“Never tweet.”

Sometimes the insanity on Twitter makes my brain hurt. Sometimes the hatred makes my heart ache. But I almost never think about leaving. Until now.

Farhad Manjoo published an NYT column on Wednesday titled “Never Tweet.” He said “it’s time we journalists all considered disengaging from the daily rhythms of Twitter, the world’s most damaging social network. You don’t have to quit totally — that’s impossible in today’s news business. Instead, post less, lurk more.”

A longtime tech exec sent the link to me and said Manjoo is right. “You guys are the lifeblood of Twitter right now,” they said. “A huge part of Twitter’s current value is journalists creating content for the site.”

I’ve known this person for years. They don’t have an ax to grind against Twitter, they just want journalists to think critically about what Twitter does to news coverage and the civic conversation. I asked: Do you think we should go on a Twitter strike? Maybe, they said — or at least take a hard look at the value exchange that’s going on.

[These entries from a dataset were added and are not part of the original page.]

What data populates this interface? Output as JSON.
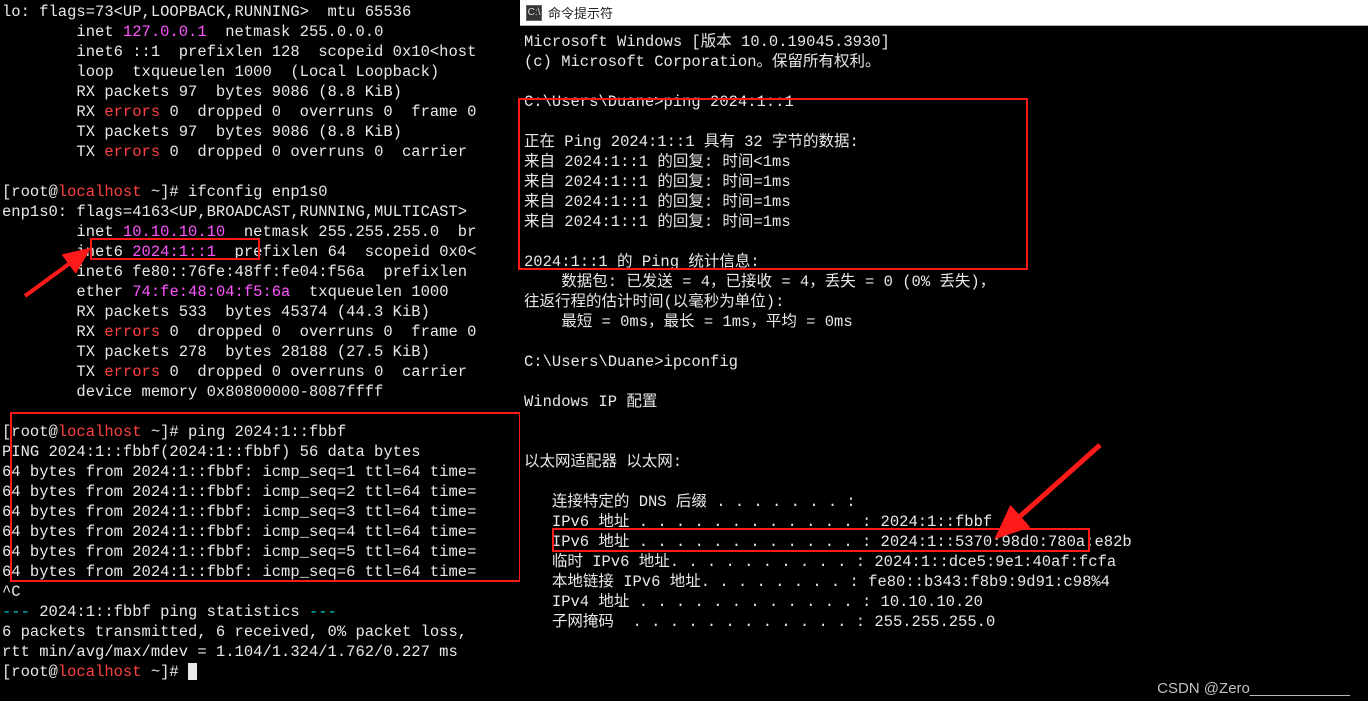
{
  "left": {
    "lines_top": [
      {
        "segs": [
          {
            "t": "lo: flags=73<UP,LOOPBACK,RUNNING>  mtu 65536",
            "c": "c-white"
          }
        ]
      },
      {
        "segs": [
          {
            "t": "        inet ",
            "c": "c-white"
          },
          {
            "t": "127.0.0.1",
            "c": "c-magenta"
          },
          {
            "t": "  netmask 255.0.0.0",
            "c": "c-white"
          }
        ]
      },
      {
        "segs": [
          {
            "t": "        inet6 ::1  prefixlen 128  scopeid 0x10<host",
            "c": "c-white"
          }
        ]
      },
      {
        "segs": [
          {
            "t": "        loop  txqueuelen 1000  (Local Loopback)",
            "c": "c-white"
          }
        ]
      },
      {
        "segs": [
          {
            "t": "        RX packets 97  bytes 9086 (8.8 KiB)",
            "c": "c-white"
          }
        ]
      },
      {
        "segs": [
          {
            "t": "        RX ",
            "c": "c-white"
          },
          {
            "t": "errors",
            "c": "c-red"
          },
          {
            "t": " 0  dropped 0  overruns 0  frame 0",
            "c": "c-white"
          }
        ]
      },
      {
        "segs": [
          {
            "t": "        TX packets 97  bytes 9086 (8.8 KiB)",
            "c": "c-white"
          }
        ]
      },
      {
        "segs": [
          {
            "t": "        TX ",
            "c": "c-white"
          },
          {
            "t": "errors",
            "c": "c-red"
          },
          {
            "t": " 0  dropped 0 overruns 0  carrier",
            "c": "c-white"
          }
        ]
      },
      {
        "segs": [
          {
            "t": " ",
            "c": "c-white"
          }
        ]
      },
      {
        "segs": [
          {
            "t": "[root@",
            "c": "c-white"
          },
          {
            "t": "localhost",
            "c": "c-red"
          },
          {
            "t": " ~]# ifconfig enp1s0",
            "c": "c-white"
          }
        ]
      },
      {
        "segs": [
          {
            "t": "enp1s0: flags=4163<UP,BROADCAST,RUNNING,MULTICAST>",
            "c": "c-white"
          }
        ]
      },
      {
        "segs": [
          {
            "t": "        inet ",
            "c": "c-white"
          },
          {
            "t": "10.10.10.10",
            "c": "c-magenta"
          },
          {
            "t": "  netmask 255.255.255.0  br",
            "c": "c-white"
          }
        ]
      },
      {
        "segs": [
          {
            "t": "        inet6 ",
            "c": "c-white"
          },
          {
            "t": "2024:1::1",
            "c": "c-magenta"
          },
          {
            "t": "  prefixlen 64  scopeid 0x0<",
            "c": "c-white"
          }
        ]
      },
      {
        "segs": [
          {
            "t": "        inet6 fe80::76fe:48ff:fe04:f56a  prefixlen",
            "c": "c-white"
          }
        ]
      },
      {
        "segs": [
          {
            "t": "        ether ",
            "c": "c-white"
          },
          {
            "t": "74:fe:48:04:f5:6a",
            "c": "c-magenta"
          },
          {
            "t": "  txqueuelen 1000",
            "c": "c-white"
          }
        ]
      },
      {
        "segs": [
          {
            "t": "        RX packets 533  bytes 45374 (44.3 KiB)",
            "c": "c-white"
          }
        ]
      },
      {
        "segs": [
          {
            "t": "        RX ",
            "c": "c-white"
          },
          {
            "t": "errors",
            "c": "c-red"
          },
          {
            "t": " 0  dropped 0  overruns 0  frame 0",
            "c": "c-white"
          }
        ]
      },
      {
        "segs": [
          {
            "t": "        TX packets 278  bytes 28188 (27.5 KiB)",
            "c": "c-white"
          }
        ]
      },
      {
        "segs": [
          {
            "t": "        TX ",
            "c": "c-white"
          },
          {
            "t": "errors",
            "c": "c-red"
          },
          {
            "t": " 0  dropped 0 overruns 0  carrier",
            "c": "c-white"
          }
        ]
      },
      {
        "segs": [
          {
            "t": "        device memory 0x80800000-8087ffff",
            "c": "c-white"
          }
        ]
      },
      {
        "segs": [
          {
            "t": " ",
            "c": "c-white"
          }
        ]
      },
      {
        "segs": [
          {
            "t": "[root@",
            "c": "c-white"
          },
          {
            "t": "localhost",
            "c": "c-red"
          },
          {
            "t": " ~]# ping 2024:1::fbbf",
            "c": "c-white"
          }
        ]
      },
      {
        "segs": [
          {
            "t": "PING 2024:1::fbbf(2024:1::fbbf) 56 data bytes",
            "c": "c-white"
          }
        ]
      },
      {
        "segs": [
          {
            "t": "64 bytes from 2024:1::fbbf: icmp_seq=1 ttl=64 time=",
            "c": "c-white"
          }
        ]
      },
      {
        "segs": [
          {
            "t": "64 bytes from 2024:1::fbbf: icmp_seq=2 ttl=64 time=",
            "c": "c-white"
          }
        ]
      },
      {
        "segs": [
          {
            "t": "64 bytes from 2024:1::fbbf: icmp_seq=3 ttl=64 time=",
            "c": "c-white"
          }
        ]
      },
      {
        "segs": [
          {
            "t": "64 bytes from 2024:1::fbbf: icmp_seq=4 ttl=64 time=",
            "c": "c-white"
          }
        ]
      },
      {
        "segs": [
          {
            "t": "64 bytes from 2024:1::fbbf: icmp_seq=5 ttl=64 time=",
            "c": "c-white"
          }
        ]
      },
      {
        "segs": [
          {
            "t": "64 bytes from 2024:1::fbbf: icmp_seq=6 ttl=64 time=",
            "c": "c-white"
          }
        ]
      },
      {
        "segs": [
          {
            "t": "^C",
            "c": "c-white"
          }
        ]
      },
      {
        "segs": [
          {
            "t": "--- ",
            "c": "c-cyan"
          },
          {
            "t": "2024:1::fbbf ping statistics",
            "c": "c-white"
          },
          {
            "t": " ---",
            "c": "c-cyan"
          }
        ]
      },
      {
        "segs": [
          {
            "t": "6 packets transmitted, 6 received, 0% packet loss,",
            "c": "c-white"
          }
        ]
      },
      {
        "segs": [
          {
            "t": "rtt min/avg/max/mdev = 1.104/1.324/1.762/0.227 ms",
            "c": "c-white"
          }
        ]
      },
      {
        "segs": [
          {
            "t": "[root@",
            "c": "c-white"
          },
          {
            "t": "localhost",
            "c": "c-red"
          },
          {
            "t": " ~]# ",
            "c": "c-white"
          }
        ],
        "cursor": true
      }
    ]
  },
  "right": {
    "title": "命令提示符",
    "lines": [
      "Microsoft Windows [版本 10.0.19045.3930]",
      "(c) Microsoft Corporation。保留所有权利。",
      "",
      "C:\\Users\\Duane>ping 2024:1::1",
      "",
      "正在 Ping 2024:1::1 具有 32 字节的数据:",
      "来自 2024:1::1 的回复: 时间<1ms",
      "来自 2024:1::1 的回复: 时间=1ms",
      "来自 2024:1::1 的回复: 时间=1ms",
      "来自 2024:1::1 的回复: 时间=1ms",
      "",
      "2024:1::1 的 Ping 统计信息:",
      "    数据包: 已发送 = 4，已接收 = 4，丢失 = 0 (0% 丢失)，",
      "往返行程的估计时间(以毫秒为单位):",
      "    最短 = 0ms，最长 = 1ms，平均 = 0ms",
      "",
      "C:\\Users\\Duane>ipconfig",
      "",
      "Windows IP 配置",
      "",
      "",
      "以太网适配器 以太网:",
      "",
      "   连接特定的 DNS 后缀 . . . . . . . :",
      "   IPv6 地址 . . . . . . . . . . . . : 2024:1::fbbf",
      "   IPv6 地址 . . . . . . . . . . . . : 2024:1::5370:98d0:780a:e82b",
      "   临时 IPv6 地址. . . . . . . . . . : 2024:1::dce5:9e1:40af:fcfa",
      "   本地链接 IPv6 地址. . . . . . . . : fe80::b343:f8b9:9d91:c98%4",
      "   IPv4 地址 . . . . . . . . . . . . : 10.10.10.20",
      "   子网掩码  . . . . . . . . . . . . : 255.255.255.0"
    ]
  },
  "watermark": "CSDN @Zero____________"
}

I used to think the transparency of Twitter helped improve trust in media. I think that’s true around the edges. But I’m leaning toward the Silicon Valley exec’s view that the incessant tweeting undermines trust. “You guys are down in the mud with the bots and the bad faith actors,” the tech exec said.

That’s definitely true. The more time someone spends on Twitter, the more likely their view of the world is distorted by all the shouting. And the more likely they start shouting too. Being on Twitter contributes to a sense that the thing being shouted about is hugely important and being discussed by THE WHOLE WORLD when in fact it’s being discussed solely by people who are Extremely Online. The Covington Catholic controversy is just the most recent example.

I’m not saying everyone should delete their accounts. I’m definitely not saying newsroom bosses should stop reporters from tweeting. I love Twitter and I know that both my personal and professional lives have benefited from it. (I met my wife on Twitter!) But the site has changed. It is now, as Manjoo said, “the epicenter of a nonstop information war, an almost comically undermanaged gladiatorial arena where activists and disinformation artists and politicians and marketers gather to target and influence the wider media world.” This is a big problem. It requires a big change.

BTW: Rob McLean, who edited this letter, read this item and replied: “FWIW, I deleted my Twitter account last fall. I couldn’t take it anymore!”